According to his artist biography, in fact, Jones charted more singles than any artist in any musical format—166 and counting. His lengthy list of No. 1 country songs is, in a word, unparalleled, with a discography that includes country favorites and classics such as White Lightning, Tender Years, She Still Thinks I Care, Walk Through This World With Me, The Grand Tour, Still Doin’ Time, I Always Get Lucky With You, The Race is On and his signature, Grammy-winning song, He Stopped Loving Her Today.
In addition to Wynette, Jones has also dueted with everyone from Gene Pitney, Melba Montgomery and Dolly Parton, to Merle Haggard, Barbarell Mandrell and Ray Charles. But now, with his Kennedy Center prize ready for the mantel in his Williamson County, Tenn., home, Jones can say he's quite literally seen and done it all when it comes to his music career.

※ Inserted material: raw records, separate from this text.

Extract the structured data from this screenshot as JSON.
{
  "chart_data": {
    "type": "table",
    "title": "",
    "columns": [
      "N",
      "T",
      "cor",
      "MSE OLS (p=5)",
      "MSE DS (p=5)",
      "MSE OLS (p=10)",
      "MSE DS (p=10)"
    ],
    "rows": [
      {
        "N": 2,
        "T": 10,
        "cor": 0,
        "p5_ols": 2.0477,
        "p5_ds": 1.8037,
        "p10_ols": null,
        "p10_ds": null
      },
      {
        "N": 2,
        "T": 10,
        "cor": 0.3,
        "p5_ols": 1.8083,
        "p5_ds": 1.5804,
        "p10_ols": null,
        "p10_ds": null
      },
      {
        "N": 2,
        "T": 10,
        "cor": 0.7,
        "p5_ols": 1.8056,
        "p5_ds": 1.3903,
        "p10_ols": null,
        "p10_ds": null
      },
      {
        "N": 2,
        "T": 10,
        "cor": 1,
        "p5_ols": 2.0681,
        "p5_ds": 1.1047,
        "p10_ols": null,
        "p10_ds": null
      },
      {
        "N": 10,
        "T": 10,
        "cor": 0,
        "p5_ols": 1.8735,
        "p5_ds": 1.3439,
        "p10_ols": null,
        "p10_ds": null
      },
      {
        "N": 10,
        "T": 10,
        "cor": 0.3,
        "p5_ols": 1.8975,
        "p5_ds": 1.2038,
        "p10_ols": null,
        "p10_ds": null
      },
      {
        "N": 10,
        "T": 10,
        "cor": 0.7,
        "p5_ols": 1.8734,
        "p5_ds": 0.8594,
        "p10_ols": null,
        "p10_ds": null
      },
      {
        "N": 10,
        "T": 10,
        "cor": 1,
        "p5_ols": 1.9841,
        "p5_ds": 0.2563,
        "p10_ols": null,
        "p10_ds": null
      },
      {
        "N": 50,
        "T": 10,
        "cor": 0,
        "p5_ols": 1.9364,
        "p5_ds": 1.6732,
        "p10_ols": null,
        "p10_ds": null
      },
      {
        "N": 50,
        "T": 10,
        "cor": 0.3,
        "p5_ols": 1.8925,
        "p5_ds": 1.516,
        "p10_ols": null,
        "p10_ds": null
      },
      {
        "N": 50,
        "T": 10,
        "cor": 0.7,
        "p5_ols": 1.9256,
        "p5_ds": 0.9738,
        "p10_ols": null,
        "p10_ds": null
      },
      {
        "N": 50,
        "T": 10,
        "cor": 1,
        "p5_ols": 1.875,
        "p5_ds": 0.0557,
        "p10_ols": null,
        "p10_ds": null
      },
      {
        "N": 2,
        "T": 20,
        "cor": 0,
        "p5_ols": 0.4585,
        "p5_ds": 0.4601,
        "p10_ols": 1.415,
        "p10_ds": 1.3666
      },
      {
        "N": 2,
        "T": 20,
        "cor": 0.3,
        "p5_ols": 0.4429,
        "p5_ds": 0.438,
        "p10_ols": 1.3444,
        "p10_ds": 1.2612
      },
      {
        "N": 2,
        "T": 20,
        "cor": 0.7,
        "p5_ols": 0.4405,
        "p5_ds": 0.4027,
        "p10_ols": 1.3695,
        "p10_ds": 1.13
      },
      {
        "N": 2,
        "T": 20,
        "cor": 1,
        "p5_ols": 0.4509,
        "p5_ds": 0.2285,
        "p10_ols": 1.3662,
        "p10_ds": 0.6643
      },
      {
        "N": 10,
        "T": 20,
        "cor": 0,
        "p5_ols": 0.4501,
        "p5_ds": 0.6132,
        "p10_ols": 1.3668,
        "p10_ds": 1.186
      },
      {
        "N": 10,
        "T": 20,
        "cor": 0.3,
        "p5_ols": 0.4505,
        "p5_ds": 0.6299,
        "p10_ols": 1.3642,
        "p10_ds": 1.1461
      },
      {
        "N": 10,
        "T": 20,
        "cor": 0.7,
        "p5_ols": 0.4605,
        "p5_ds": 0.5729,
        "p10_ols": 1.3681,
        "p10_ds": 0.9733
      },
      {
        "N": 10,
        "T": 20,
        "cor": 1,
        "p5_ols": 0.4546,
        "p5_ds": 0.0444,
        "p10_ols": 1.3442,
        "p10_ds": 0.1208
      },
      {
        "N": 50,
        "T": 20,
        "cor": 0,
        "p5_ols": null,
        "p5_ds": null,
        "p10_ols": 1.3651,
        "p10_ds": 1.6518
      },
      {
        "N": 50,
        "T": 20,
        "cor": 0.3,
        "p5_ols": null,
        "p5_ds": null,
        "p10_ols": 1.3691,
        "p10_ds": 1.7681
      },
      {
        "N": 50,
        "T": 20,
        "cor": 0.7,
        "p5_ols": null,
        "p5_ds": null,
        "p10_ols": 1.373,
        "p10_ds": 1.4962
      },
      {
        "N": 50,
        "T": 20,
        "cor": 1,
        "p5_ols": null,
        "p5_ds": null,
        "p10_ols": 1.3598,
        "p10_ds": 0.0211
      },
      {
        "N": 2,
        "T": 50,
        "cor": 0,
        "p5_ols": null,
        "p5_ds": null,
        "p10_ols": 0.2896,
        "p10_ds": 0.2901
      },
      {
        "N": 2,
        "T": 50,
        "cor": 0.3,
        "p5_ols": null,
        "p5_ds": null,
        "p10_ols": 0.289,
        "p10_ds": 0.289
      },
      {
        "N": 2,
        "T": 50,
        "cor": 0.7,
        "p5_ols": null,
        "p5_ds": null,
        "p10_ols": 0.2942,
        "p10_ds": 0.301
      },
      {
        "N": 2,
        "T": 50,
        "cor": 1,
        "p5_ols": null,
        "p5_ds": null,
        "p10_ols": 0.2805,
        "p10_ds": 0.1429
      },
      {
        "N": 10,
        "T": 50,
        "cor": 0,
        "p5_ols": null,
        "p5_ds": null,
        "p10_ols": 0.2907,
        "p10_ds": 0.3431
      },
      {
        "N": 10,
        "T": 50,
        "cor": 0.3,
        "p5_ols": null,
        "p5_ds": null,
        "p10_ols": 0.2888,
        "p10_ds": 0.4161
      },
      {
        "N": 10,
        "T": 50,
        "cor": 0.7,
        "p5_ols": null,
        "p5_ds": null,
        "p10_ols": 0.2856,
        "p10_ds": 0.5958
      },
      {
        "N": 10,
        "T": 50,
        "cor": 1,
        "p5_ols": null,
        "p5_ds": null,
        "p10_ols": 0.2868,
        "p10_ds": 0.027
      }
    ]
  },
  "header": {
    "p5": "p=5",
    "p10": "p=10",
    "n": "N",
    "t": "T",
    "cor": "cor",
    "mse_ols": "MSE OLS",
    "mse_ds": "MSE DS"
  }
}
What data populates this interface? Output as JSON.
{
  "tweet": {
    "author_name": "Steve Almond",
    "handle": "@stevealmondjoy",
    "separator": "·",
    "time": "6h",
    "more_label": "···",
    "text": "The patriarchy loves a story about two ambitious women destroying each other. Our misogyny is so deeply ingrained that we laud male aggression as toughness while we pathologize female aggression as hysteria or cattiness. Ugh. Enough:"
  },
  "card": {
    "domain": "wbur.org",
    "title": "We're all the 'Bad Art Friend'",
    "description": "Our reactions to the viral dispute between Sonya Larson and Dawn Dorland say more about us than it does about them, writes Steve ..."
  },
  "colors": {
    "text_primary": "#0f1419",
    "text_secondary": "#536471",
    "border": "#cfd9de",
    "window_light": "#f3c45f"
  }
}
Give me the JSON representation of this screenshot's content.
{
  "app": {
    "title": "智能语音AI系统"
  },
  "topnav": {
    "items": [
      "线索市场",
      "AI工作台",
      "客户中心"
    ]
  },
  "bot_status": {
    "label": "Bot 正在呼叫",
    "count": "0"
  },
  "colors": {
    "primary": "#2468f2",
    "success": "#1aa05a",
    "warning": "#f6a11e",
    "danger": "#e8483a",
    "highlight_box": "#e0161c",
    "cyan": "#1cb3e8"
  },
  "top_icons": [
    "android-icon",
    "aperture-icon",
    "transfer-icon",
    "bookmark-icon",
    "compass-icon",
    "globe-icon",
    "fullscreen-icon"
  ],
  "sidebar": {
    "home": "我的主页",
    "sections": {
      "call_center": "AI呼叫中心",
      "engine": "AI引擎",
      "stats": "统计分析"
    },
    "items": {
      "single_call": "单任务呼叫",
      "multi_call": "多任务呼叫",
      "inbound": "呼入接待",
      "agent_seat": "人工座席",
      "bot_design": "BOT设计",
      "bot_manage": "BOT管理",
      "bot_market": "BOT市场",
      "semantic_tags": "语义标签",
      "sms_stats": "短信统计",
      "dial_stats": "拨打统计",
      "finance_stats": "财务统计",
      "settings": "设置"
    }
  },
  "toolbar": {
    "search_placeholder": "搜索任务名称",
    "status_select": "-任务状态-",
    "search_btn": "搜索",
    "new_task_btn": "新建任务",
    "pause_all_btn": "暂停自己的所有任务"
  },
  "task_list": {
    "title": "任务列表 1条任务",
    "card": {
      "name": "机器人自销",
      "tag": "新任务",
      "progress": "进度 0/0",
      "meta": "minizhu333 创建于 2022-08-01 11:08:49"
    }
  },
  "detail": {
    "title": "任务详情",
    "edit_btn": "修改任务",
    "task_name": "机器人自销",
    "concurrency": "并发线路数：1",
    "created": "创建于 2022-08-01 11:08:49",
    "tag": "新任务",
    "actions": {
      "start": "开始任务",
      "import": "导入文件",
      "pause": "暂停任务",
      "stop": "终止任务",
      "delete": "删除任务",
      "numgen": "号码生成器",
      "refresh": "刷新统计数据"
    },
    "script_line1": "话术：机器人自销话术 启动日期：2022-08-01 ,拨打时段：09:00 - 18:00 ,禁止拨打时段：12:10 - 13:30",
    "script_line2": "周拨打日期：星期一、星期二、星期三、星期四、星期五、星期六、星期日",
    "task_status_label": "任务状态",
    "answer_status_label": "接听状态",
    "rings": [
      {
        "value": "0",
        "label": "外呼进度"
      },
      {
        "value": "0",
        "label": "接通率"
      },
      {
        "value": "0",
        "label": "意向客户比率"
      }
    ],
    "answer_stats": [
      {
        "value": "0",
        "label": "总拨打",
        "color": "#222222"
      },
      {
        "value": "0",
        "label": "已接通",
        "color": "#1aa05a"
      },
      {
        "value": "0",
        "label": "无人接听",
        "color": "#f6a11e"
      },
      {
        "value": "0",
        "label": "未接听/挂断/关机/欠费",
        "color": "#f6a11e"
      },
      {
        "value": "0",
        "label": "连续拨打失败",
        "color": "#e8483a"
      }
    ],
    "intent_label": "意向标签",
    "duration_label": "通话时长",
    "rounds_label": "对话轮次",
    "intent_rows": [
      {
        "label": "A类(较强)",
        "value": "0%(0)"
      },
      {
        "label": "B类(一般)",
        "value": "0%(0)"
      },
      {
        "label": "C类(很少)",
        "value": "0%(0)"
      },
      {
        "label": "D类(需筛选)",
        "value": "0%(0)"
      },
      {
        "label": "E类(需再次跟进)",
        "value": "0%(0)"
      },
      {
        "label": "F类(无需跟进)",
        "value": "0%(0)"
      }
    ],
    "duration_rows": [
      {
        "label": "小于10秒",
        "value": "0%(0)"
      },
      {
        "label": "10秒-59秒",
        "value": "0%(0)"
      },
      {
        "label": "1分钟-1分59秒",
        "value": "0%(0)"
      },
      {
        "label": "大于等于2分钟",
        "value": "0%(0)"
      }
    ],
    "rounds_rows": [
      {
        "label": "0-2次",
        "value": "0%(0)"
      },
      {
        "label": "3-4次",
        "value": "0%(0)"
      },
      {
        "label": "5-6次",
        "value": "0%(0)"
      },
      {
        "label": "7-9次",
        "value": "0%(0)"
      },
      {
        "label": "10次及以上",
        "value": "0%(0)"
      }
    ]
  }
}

Kennedy Center Honor 'Humbles' Country Music Star
“I am completely overwhelmed to be the recipient of a Kennedy Center Honor,” Jones in a message on his Web page. “I can’t believe that I have been included in the same company as previous winners that are country music legends: Dolly Parton, Johnny Cash, Loretta Lynn, Roy Acuff and Willie Nelson.
"Since I was a young man," he continued, "I have just done what I love and that is sing country music, and I never dreamed that something this special would happen to me. I am completely humbled and will be proud to accept the award!”
For more information about the Kennedy Center Honors, including the current and past recipients, please access www.kennedy-center.org.
Cooper, Peter. After hard-living past, George Jones gets top honor, The Tennessean, Dec. 7, 2008 issue.
Morgan Freeman, George Jones, Barbra Streisand, Twyla Tharp, and Pete Townshend & Roger Daltrey To Receive 31st Annual Kennedy Center Honors, press release. Accessed Dec. 7, 2008, on The Kennedy Center Web site at www.kennedy-center.org.
George Jones Biography, n.d. Retrieved Dec. 7, 2008.
George Jones, artist's official Web page. Accessed Dec. 7, 2008, at www.georgejones.com.